Take Borges’s infamous list “Celestial Emporium of Benevolent Knowledge’s Taxonomy” from his essay “The Analytical Language of John Wilkins”. The list, we’re told, hails from an ancient Chinese encyclopedia and details the fourteen categories that all animals are divided into by an ancient Chinese encyclopedia.
- Those that belong to the emperor
- Embalmed ones
- Those that are trained
- Suckling pigs
- Mermaids (or Sirens)
- Fabulous ones
- Stray dogs
- Those that are included in this classification
- Those that tremble as if they were mad
- Innumerable ones
- Those drawn with a very fine camel hair brush
- Et cetera
- Those that have just broken the flower vase
- Those that, at a distance, resemble flies
Reading the list, it’s impossible for me to avoid imagining the larger cultural and personal forces at work to make such a peculiar list possible. While attributed to the translator Franz Khun, most scholars believe that Borges himself wrote the list and that this citation was a convenient – fictional – invention. In crafting this list, Borges himself took the position of the Chinese encyclopedia editor making a taxonomy of animals. He see this format to tell a miniature narrative about a particular vision of what was important to his fictional list maker (the Emperor, his recently broken flower vase) and what was not (et cetera).
3. They are well adapted to the internet
The first two qualities listed (they make room for the audience and are a reflection of their maker) are true for many text-based storytelling formats. They aren’t so true for audio or video content (but maybe 500 days of Summer would have made a better twitter feed than movie). They are especially true for web-based formats, because on the web (warning: generalization to follow) your audience doesn’t think of your text as linear.

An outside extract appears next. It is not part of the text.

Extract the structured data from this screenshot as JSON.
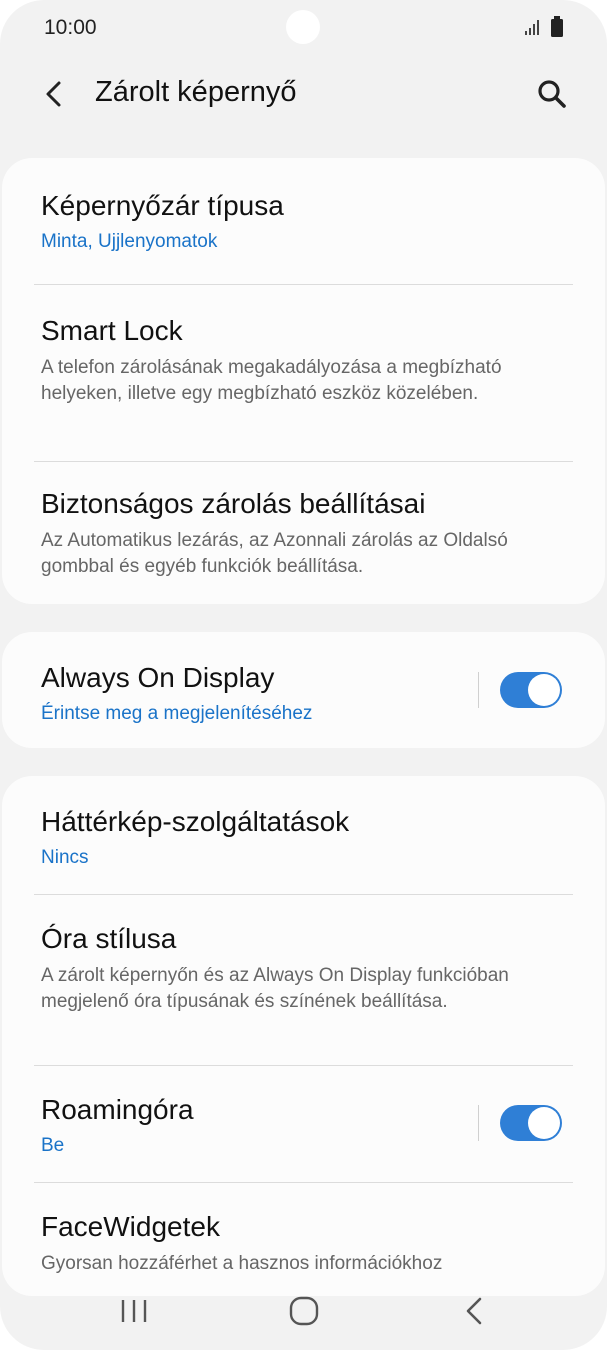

It’s something to be browsed and searched. Lists are scannable (both with search engines and your eyes).
In making FluxLists (a sort of digital miscellany), I focus on finding non-fiction lists that, when the list items are taken together, reveal something greater than the individual items. Take “Underwater Themed Movies Released in 1989” – it’s a *highly* specific list and yet there are six films that meet the criteria. The narrative rests in the relationship between the information you as the reader bring to the table (“wow, one of these is a famous, groundbreaking film”) and the amount of curiosity that engenders in the timing/motivations of creators (and distributors) of the films on the list. Because this list is hosted on the internet, and not, say, a dead-tree publication, the friction between posing the question and searching for the answer is very low. The space that lists on the internet leave for the audience, are spaces in which the audience can readily engage.
So, even if the phrase “11 reasons why you should stop worrying and learn to love lists” makes your brain turn to jelly, lists are a net-native format worth recovering for their storytelling potential (I’m looking forward to the next installment of Adrian Hon’s ‘A History of the Future in 100 Objects‘). Lists can be fictional or non-fiction (or occupy the grey space in-between like Borges). And they can be incredibly rich, beautiful, and evocative.